Two thousand years ago, 967 Jewish men, women, and children—the last holdouts of the revolt against Rome following the fall of Jerusalem and the destruction of the Second Temple—reportedly took their own lives rather than surrender to the Roman army. This dramatic event, which took place on top of Masada, a barren and windswept mountain overlooking the Dead Sea, spawned a powerful story of Jewish resistance that came to symbolize the embattled modern State of Israel. The first extensive archaeological excavations of Masada began in the 1960s, and today the site draws visitors from around the world. And yet, because the mass suicide was recorded by only one ancient author—the Jewish historian Josephus—some scholars question if the event ever took place.
Jodi Magness, an archaeologist who has excavated at Masada, explains what happened there, how we know it, and how recent developments might change understandings of the story. Incorporating the latest findings, she integrates literary and historical sources to show what life was like for Jews under Roman rule during an era that witnessed the reign of Herod and Jesus’s ministry and death.
Featuring numerous illustrations, this is an engaging exploration of an ancient story that continues to grip the imagination today.
Of it Eric Cline writes
“Internationally renowned archaeologist Jodi Magness plunges the reader directly into the story of the fall of Masada, unpacking the dramatic tale as told by Josephus. She also recounts the fascinating adventures and misadventures of the region’s explorers, from the nineteenth century through the 1960s, and compellingly describes the excavations there, including her own, providing a welcome tour of the site.”—Eric H. Cline, author of 1177 B.C.: The Year Civilization Collapsed
Few are as well qualified to write a book on this topic as Jodi Magness. Chapters include
Prologue: The Fall of Masada
- The Siege of Masada
- The Search for Masada
- Masada in Context
- Masada and Herod’s other Building Projects
- Judea Before Herod
- From Herod to the First Jewish Revolt against Rome
- The First Jewish Revolt against Rome
- The Rebel Occupation of Masada
- Masada Shall Not Fall Again: Yigael Yadin, the Mass Suicide, and the Masada Myth
Epilogue: A Tour of Masada
Following the body of the book there are
- Image Credits
The outline of the volume illustrates Magness’s careful historical investigation. Carefully and meticulously she works through and presents the evidence and offers readers a very clear picture of what we can actually know about Masada and the myth that came to surround it. Allow me to illustrate her very thoughtful methodology by providing the subsection titles of Chapter One: The Siege of Masada.
Here she discusses The siege of Masada, The Roman Army, The Roman Siege Camps, The 1995 Excavations in Camp F, Roman Military Equipment, The Assault Ramp, The Last Stand, Flavius Josephus, Josephus’s Biography, The Jewish War, Jewish Antiquities, Josephus’s Biases and Apologetic Tendencies, The Afterlife of Josephus’s Works, and finally, Postscript: Josephus at Masada.

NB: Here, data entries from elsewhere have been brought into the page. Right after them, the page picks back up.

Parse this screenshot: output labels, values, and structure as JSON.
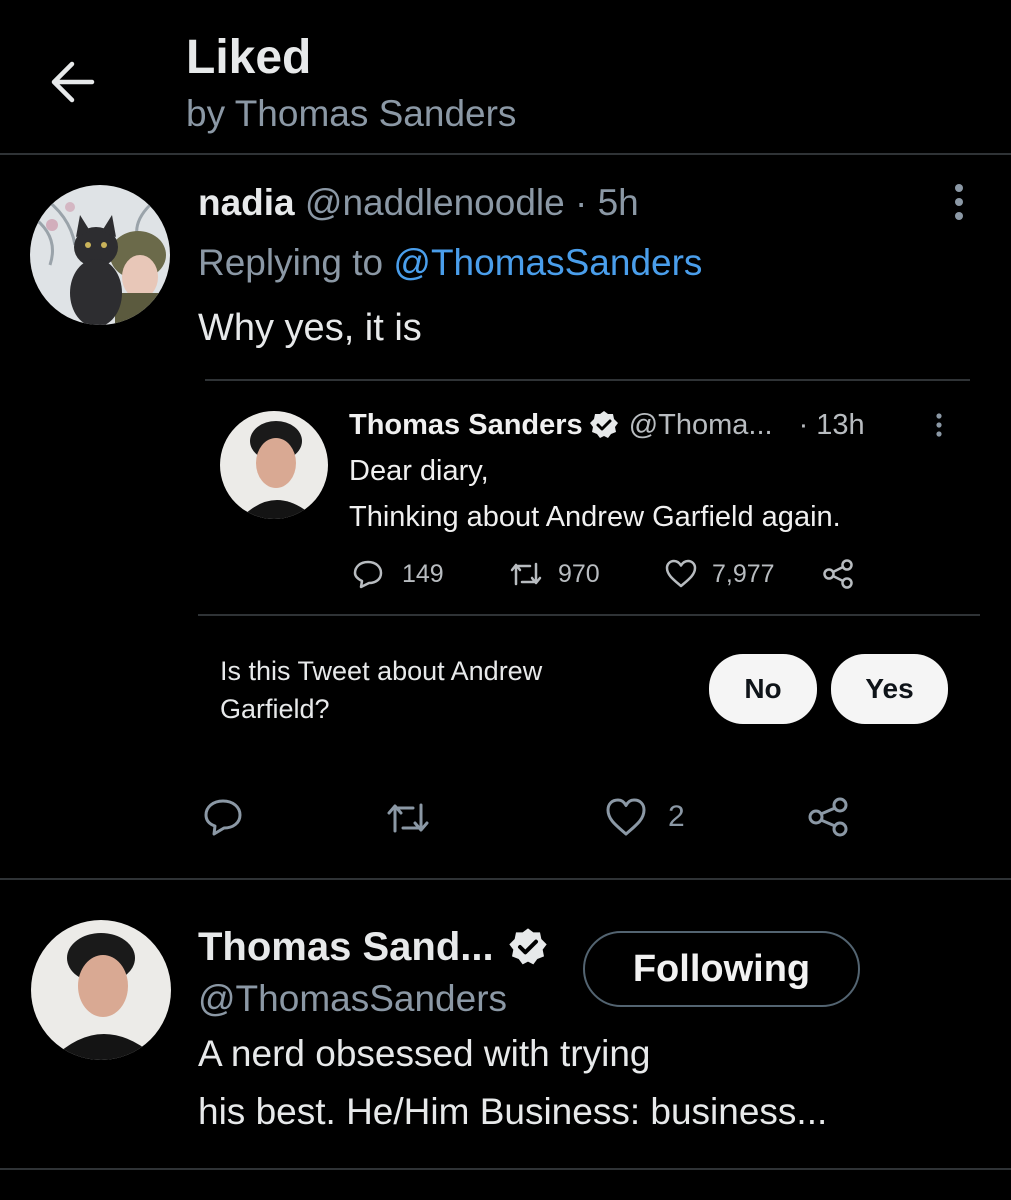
{
  "header": {
    "title": "Liked",
    "subtitle": "by Thomas Sanders"
  },
  "tweet": {
    "display_name": "nadia",
    "handle": "@naddlenoodle",
    "separator": "·",
    "time": "5h",
    "replying_prefix": "Replying to",
    "replying_to": "@ThomasSanders",
    "text": "Why yes, it is",
    "quoted": {
      "display_name": "Thomas Sanders",
      "handle": "@Thoma...",
      "time": "· 13h",
      "line1": "Dear diary,",
      "line2": "Thinking about Andrew Garfield again.",
      "stats": {
        "replies": "149",
        "retweets": "970",
        "likes": "7,977"
      },
      "prompt_line1": "Is this Tweet about Andrew",
      "prompt_line2": "Garfield?",
      "no_label": "No",
      "yes_label": "Yes"
    },
    "actions": {
      "likes": "2"
    }
  },
  "user_card": {
    "display_name": "Thomas Sand...",
    "handle": "@ThomasSanders",
    "follow_label": "Following",
    "bio_line1": "A nerd obsessed with trying",
    "bio_line2": "his best. He/Him Business: business..."
  },
  "colors": {
    "background": "#000000",
    "text": "#e7e9ea",
    "secondary": "#8b98a5",
    "link": "#4a9eeb",
    "divider": "#2f3336"
  }
}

Meticulous is the word that always comes to mind when I read Magness, and this volume is that, in spades.
Along with the meticulously argued text there are ample maps and charts and photographs, both in black and white and in color.
Yet the highlight of the volume, for me, is the final chapter, the ninth. Herein Magness shows the extraordinarily influential Yadin at work and the continuing influence of his Masada myth. She begins with a brief bio of Yadin and then launches immediately into an investigation of the so-called ‘mass suicide’ which Yadin insisted took place at that location. She sagely observes

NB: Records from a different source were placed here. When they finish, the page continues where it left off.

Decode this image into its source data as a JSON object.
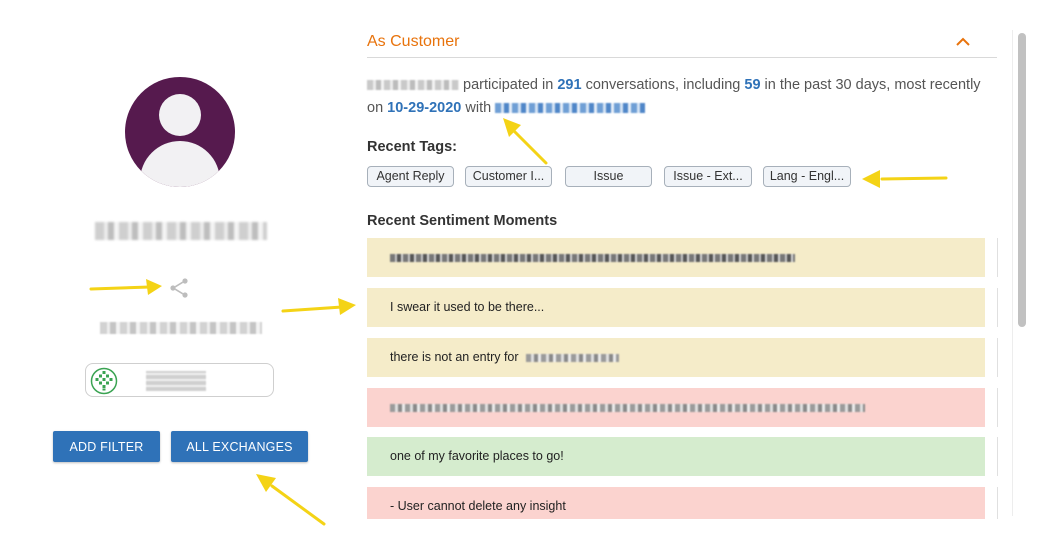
{
  "section": {
    "title": "As Customer",
    "collapse_icon": "chevron-up-icon",
    "accent_color": "#e8730c"
  },
  "summary": {
    "text_participated": "participated in",
    "conversations": "291",
    "text_conversations": "conversations, including",
    "recent_count": "59",
    "text_past": "in the past 30 days, most recently on",
    "last_date": "10-29-2020",
    "text_with": "with"
  },
  "recent_tags": {
    "label": "Recent Tags:",
    "items": [
      "Agent Reply",
      "Customer I...",
      "Issue",
      "Issue - Ext...",
      "Lang - Engl..."
    ]
  },
  "sentiment": {
    "label": "Recent Sentiment Moments",
    "items": [
      {
        "text": "",
        "tone": "neutral",
        "color": "#f5ecc9"
      },
      {
        "text": "I swear it used to be there...",
        "tone": "neutral",
        "color": "#f5ecc9"
      },
      {
        "text": "there is not an entry for",
        "tone": "neutral",
        "color": "#f5ecc9"
      },
      {
        "text": "",
        "tone": "negative",
        "color": "#fbd3cf"
      },
      {
        "text": "one of my favorite places to go!",
        "tone": "positive",
        "color": "#d5ecce"
      },
      {
        "text": "- User cannot delete any insight",
        "tone": "negative",
        "color": "#fbd3cf"
      }
    ]
  },
  "profile": {
    "avatar_color": "#561a4e",
    "share_icon": "share-icon",
    "account_logo_icon": "green-diamond-logo-icon"
  },
  "buttons": {
    "add_filter": "ADD FILTER",
    "all_exchanges": "ALL EXCHANGES",
    "color": "#2f72b8"
  },
  "annotations": {
    "arrow_color": "#f4d316"
  }
}
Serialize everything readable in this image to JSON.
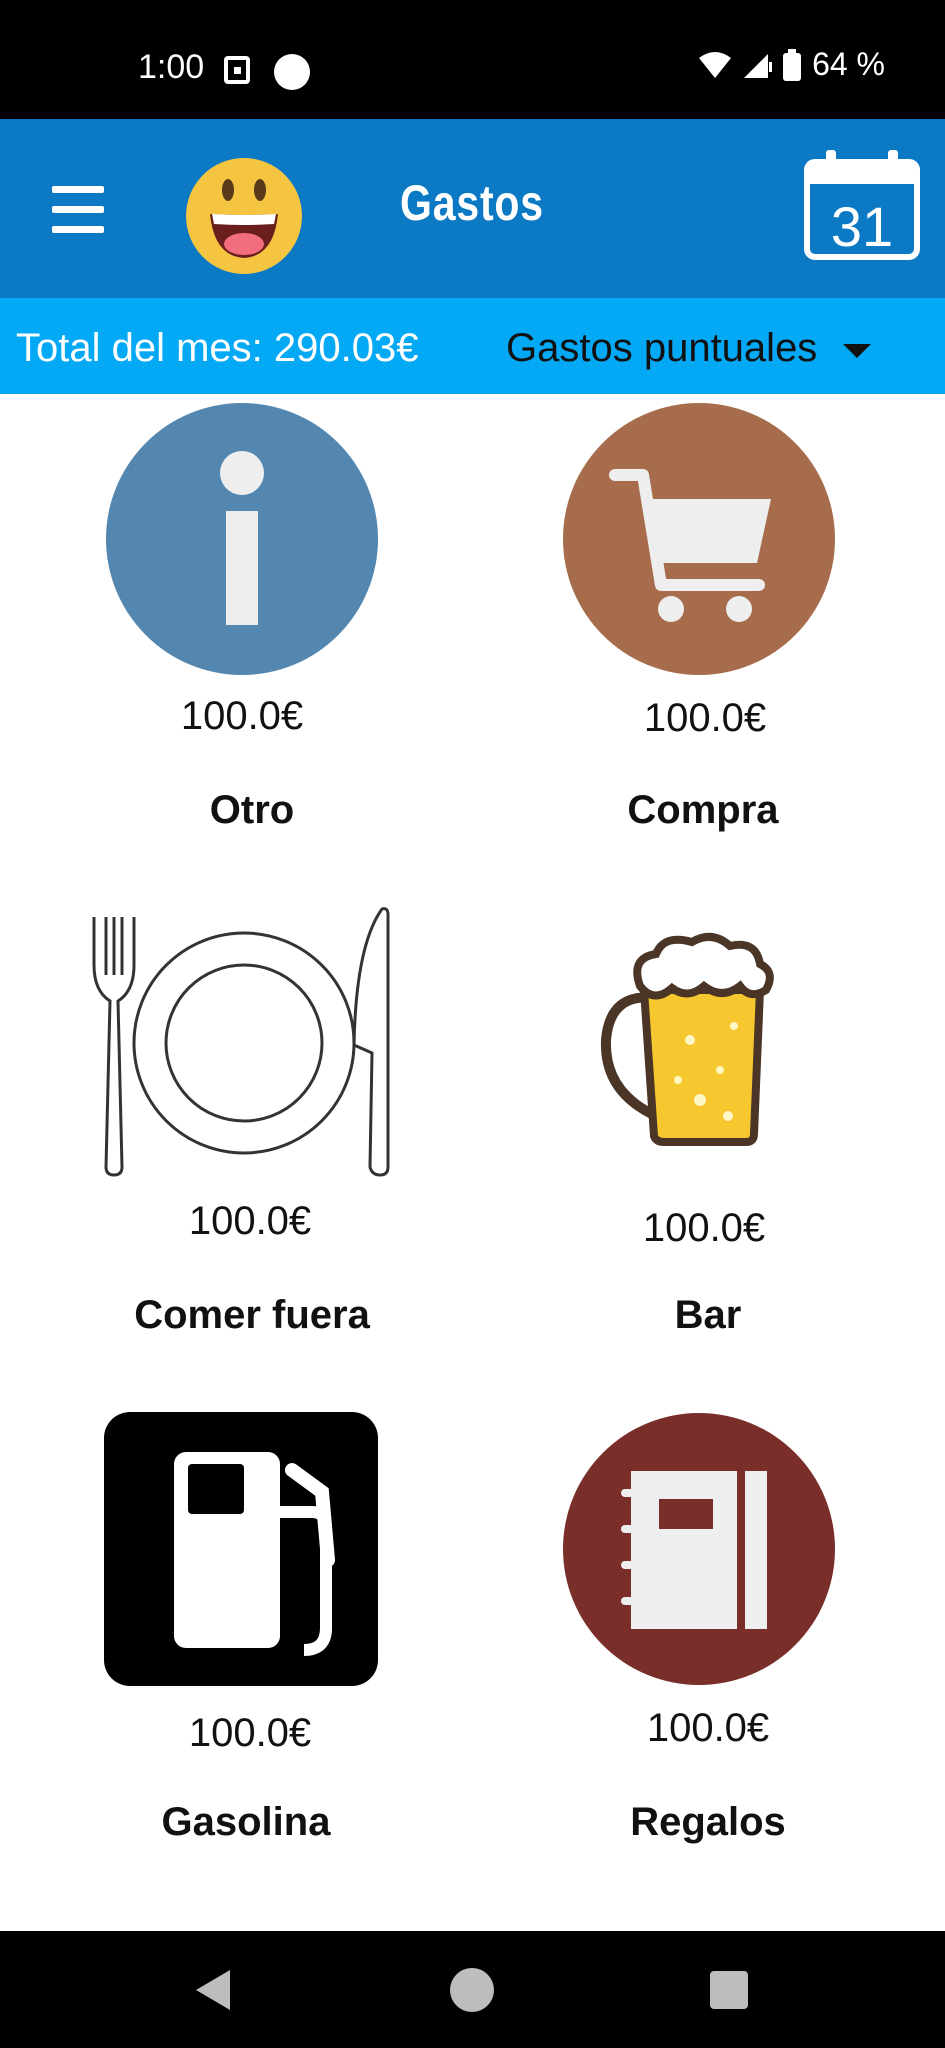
{
  "status_bar": {
    "time": "1:00",
    "battery": "64 %"
  },
  "app_bar": {
    "title": "Gastos"
  },
  "calendar": {
    "day": "31"
  },
  "summary": {
    "total": "Total del mes: 290.03€",
    "filter": "Gastos puntuales"
  },
  "categories": [
    {
      "name": "Otro",
      "amount": "100.0€",
      "icon": "info-icon"
    },
    {
      "name": "Compra",
      "amount": "100.0€",
      "icon": "shopping-cart-icon"
    },
    {
      "name": "Comer fuera",
      "amount": "100.0€",
      "icon": "plate-cutlery-icon"
    },
    {
      "name": "Bar",
      "amount": "100.0€",
      "icon": "beer-mug-icon"
    },
    {
      "name": "Gasolina",
      "amount": "100.0€",
      "icon": "fuel-pump-icon"
    },
    {
      "name": "Regalos",
      "amount": "100.0€",
      "icon": "notebook-icon"
    }
  ],
  "colors": {
    "app_bar": "#0b79c4",
    "sub_bar": "#03a9f4",
    "info": "#5487b0",
    "cart": "#a66c4b",
    "gift": "#7a2e2a",
    "beer": "#f6c72e"
  }
}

I am often asked in I believe there was a mass suicide at Masada, to which I respond that this is not a question archaeology is equipped to answer. The archaeological remains can be interpreted differently as supporting or disproving Josephus’s account. Whether or not the mass suicide story is true depends on how one evaluates Josephus’s reliability as an historian- a matter that I prefer to leave to Josephus specialists to resolve.
For her, the important question is

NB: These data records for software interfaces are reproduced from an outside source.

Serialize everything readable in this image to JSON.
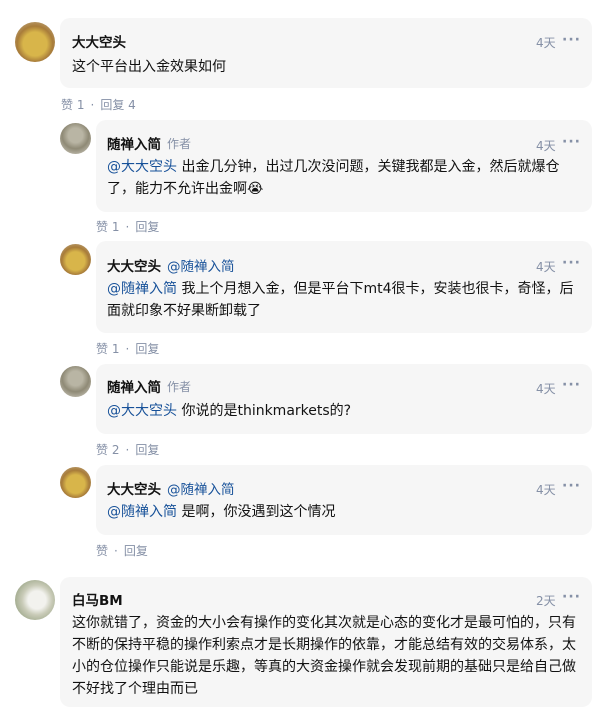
{
  "comments": [
    {
      "author": "大大空头",
      "time": "4天",
      "text": "这个平台出入金效果如何",
      "like_label": "赞",
      "like_count": "1",
      "reply_label": "回复",
      "reply_count": "4"
    },
    {
      "author": "随禅入简",
      "author_tag": "作者",
      "time": "4天",
      "mention": "@大大空头",
      "text": "出金几分钟，出过几次没问题，关键我都是入金，然后就爆仓了，能力不允许出金啊😭",
      "like_label": "赞",
      "like_count": "1",
      "reply_label": "回复"
    },
    {
      "author": "大大空头",
      "reply_to": "@随禅入简",
      "time": "4天",
      "mention": "@随禅入简",
      "text": "我上个月想入金，但是平台下mt4很卡，安装也很卡，奇怪，后面就印象不好果断卸载了",
      "like_label": "赞",
      "like_count": "1",
      "reply_label": "回复"
    },
    {
      "author": "随禅入简",
      "author_tag": "作者",
      "time": "4天",
      "mention": "@大大空头",
      "text": "你说的是thinkmarkets的?",
      "like_label": "赞",
      "like_count": "2",
      "reply_label": "回复"
    },
    {
      "author": "大大空头",
      "reply_to": "@随禅入简",
      "time": "4天",
      "mention": "@随禅入简",
      "text": "是啊，你没遇到这个情况",
      "like_label": "赞",
      "like_count": "",
      "reply_label": "回复"
    },
    {
      "author": "白马BM",
      "time": "2天",
      "text": "这你就错了，资金的大小会有操作的变化其次就是心态的变化才是最可怕的，只有不断的保持平稳的操作利索点才是长期操作的依靠，才能总结有效的交易体系，太小的仓位操作只能说是乐趣，等真的大资金操作就会发现前期的基础只是给自己做不好找了个理由而已"
    }
  ],
  "more_glyph": "···",
  "colors": {
    "link": "#175199",
    "meta": "#8590a6",
    "bubble": "#f6f6f6"
  }
}
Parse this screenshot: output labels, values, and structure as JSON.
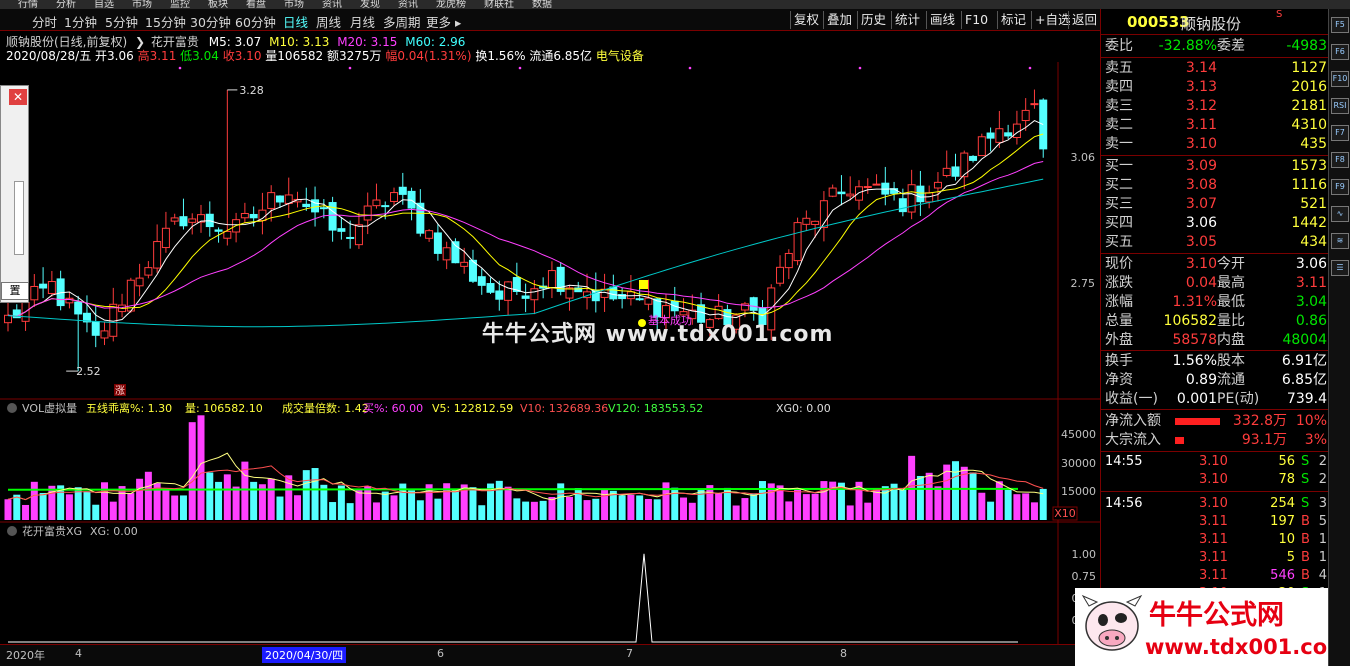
{
  "top_menu": [
    "行情",
    "分析",
    "自选",
    "市场",
    "监控",
    "板块",
    "看盘",
    "市场",
    "资讯",
    "发现",
    "资讯",
    "龙虎榜",
    "财联社",
    "数据"
  ],
  "toolbar": {
    "periods": [
      "分时",
      "1分钟",
      "5分钟",
      "15分钟",
      "30分钟",
      "60分钟",
      "日线",
      "周线",
      "月线",
      "多周期",
      "更多 ▸"
    ],
    "selected": "日线",
    "right_buttons": [
      "复权",
      "叠加",
      "历史",
      "统计",
      "画线",
      "F10",
      "标记",
      "+自选",
      "返回"
    ]
  },
  "chart_header": {
    "name": "顺钠股份(日线,前复权)",
    "indicator": "花开富贵",
    "m5": "M5: 3.07",
    "m10": "M10: 3.13",
    "m20": "M20: 3.15",
    "m60": "M60: 2.96",
    "date": "2020/08/28/五",
    "open": "开3.06",
    "high": "高3.11",
    "low": "低3.04",
    "close": "收3.10",
    "vol": "量106582",
    "amt": "额3275万",
    "chg": "幅0.04(1.31%)",
    "turn": "换1.56%",
    "float": "流通6.85亿",
    "sector": "电气设备"
  },
  "price_labels": {
    "high": "3.28",
    "low": "2.52",
    "mark": "涨",
    "success": "基本成功",
    "axis": [
      "3.06",
      "2.75"
    ]
  },
  "watermark": "牛牛公式网 www.tdx001.com",
  "vol_header": {
    "name": "VOL虚拟量",
    "wx": "五线乖离%: 1.30",
    "liang": "量: 106582.10",
    "bei": "成交量倍数: 1.42",
    "mai": "买%: 60.00",
    "v5": "V5: 122812.59",
    "v10": "V10: 132689.36",
    "v120": "V120: 183553.52",
    "xg0": "XG0: 0.00",
    "axis": [
      "45000",
      "30000",
      "15000"
    ],
    "x10": "X10"
  },
  "xg_header": {
    "name": "花开富贵XG",
    "val": "XG: 0.00",
    "axis": [
      "1.00",
      "0.75",
      "0.50",
      "0.25"
    ]
  },
  "x_axis": [
    "2020年",
    "4",
    "2020/04/30/四",
    "6",
    "7",
    "8"
  ],
  "stock": {
    "code": "000533",
    "name": "顺钠股份",
    "flag": "S"
  },
  "weibi": {
    "label": "委比",
    "value": "-32.88%",
    "label2": "委差",
    "value2": "-4983"
  },
  "asks": [
    {
      "label": "卖五",
      "price": "3.14",
      "vol": "1127"
    },
    {
      "label": "卖四",
      "price": "3.13",
      "vol": "2016"
    },
    {
      "label": "卖三",
      "price": "3.12",
      "vol": "2181"
    },
    {
      "label": "卖二",
      "price": "3.11",
      "vol": "4310"
    },
    {
      "label": "卖一",
      "price": "3.10",
      "vol": "435"
    }
  ],
  "bids": [
    {
      "label": "买一",
      "price": "3.09",
      "vol": "1573"
    },
    {
      "label": "买二",
      "price": "3.08",
      "vol": "1116"
    },
    {
      "label": "买三",
      "price": "3.07",
      "vol": "521"
    },
    {
      "label": "买四",
      "price": "3.06",
      "vol": "1442"
    },
    {
      "label": "买五",
      "price": "3.05",
      "vol": "434"
    }
  ],
  "quote": [
    {
      "l1": "现价",
      "v1": "3.10",
      "c1": "red",
      "l2": "今开",
      "v2": "3.06",
      "c2": "wht"
    },
    {
      "l1": "涨跌",
      "v1": "0.04",
      "c1": "red",
      "l2": "最高",
      "v2": "3.11",
      "c2": "red"
    },
    {
      "l1": "涨幅",
      "v1": "1.31%",
      "c1": "red",
      "l2": "最低",
      "v2": "3.04",
      "c2": "grn"
    },
    {
      "l1": "总量",
      "v1": "106582",
      "c1": "yel",
      "l2": "量比",
      "v2": "0.86",
      "c2": "grn"
    },
    {
      "l1": "外盘",
      "v1": "58578",
      "c1": "red",
      "l2": "内盘",
      "v2": "48004",
      "c2": "grn"
    }
  ],
  "fund": [
    {
      "l1": "换手",
      "v1": "1.56%",
      "l2": "股本",
      "v2": "6.91亿"
    },
    {
      "l1": "净资",
      "v1": "0.89",
      "l2": "流通",
      "v2": "6.85亿"
    },
    {
      "l1": "收益(一)",
      "v1": "0.001",
      "l2": "PE(动)",
      "v2": "739.4"
    }
  ],
  "flow": [
    {
      "label": "净流入额",
      "amount": "332.8万",
      "pct": "10%",
      "bar": 0.9
    },
    {
      "label": "大宗流入",
      "amount": "93.1万",
      "pct": "3%",
      "bar": 0.18
    }
  ],
  "ticks": [
    {
      "t": "14:55",
      "p": "3.10",
      "q": "56",
      "s": "S",
      "n": "2"
    },
    {
      "t": "",
      "p": "3.10",
      "q": "78",
      "s": "S",
      "n": "2"
    },
    {
      "t": "14:56",
      "p": "3.10",
      "q": "254",
      "s": "S",
      "n": "3"
    },
    {
      "t": "",
      "p": "3.11",
      "q": "197",
      "s": "B",
      "n": "5"
    },
    {
      "t": "",
      "p": "3.11",
      "q": "10",
      "s": "B",
      "n": "1"
    },
    {
      "t": "",
      "p": "3.11",
      "q": "5",
      "s": "B",
      "n": "1"
    },
    {
      "t": "",
      "p": "3.11",
      "q": "546",
      "s": "B",
      "n": "4"
    },
    {
      "t": "",
      "p": "3.10",
      "q": "20",
      "s": "S",
      "n": "1"
    }
  ],
  "right_icons": [
    "F5",
    "F6",
    "F10",
    "RSI",
    "F7",
    "F8",
    "F9",
    "∿",
    "≋",
    "☰"
  ],
  "logo": {
    "title": "牛牛公式网",
    "url": "www.tdx001.com"
  },
  "colors": {
    "up": "#ff3c3c",
    "down": "#54ffff",
    "ma5": "#ffffff",
    "ma10": "#ffff00",
    "ma20": "#ff40ff",
    "ma60": "#00c8c8",
    "vol_up": "#ff40ff",
    "vol_down": "#54ffff",
    "baseline": "#00ff00"
  }
}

How did the site of a reported mass suicide of a band of Jewish rebels who terrorized other Jews become a symbol of the modern State of Israel?
The remainder of this final chapter addresses that question.
For myself, I have always been very skeptical of the entire account of Josephus. I was early on heavily influenced by Jamie McLaren’s Turbulent Times?: Josephus and Scholarship on Judaea in the First Century CE , one of the most fantastic studies of Josephus yet composed. McLaren’s skepticism is infectious because so well established by McLaren’s important research.
I didn’t find McLaren’s work mentioned in Jodi’s bibliography. Yet I would heartily encourage readers of Jodi’s book to take a look at Jamie’s as well.
As to the book at hand, I cannot but recommend it fully and heartily. It is a work of scholarship and insight and should be on the shelves of every New Testament scholar, archaeologist, and interested laypersons.
I’ve not yet read a book by Professor Magness that didn’t teach me a great deal. This book does too. And I look forward to whatever will come from her pen in the near future.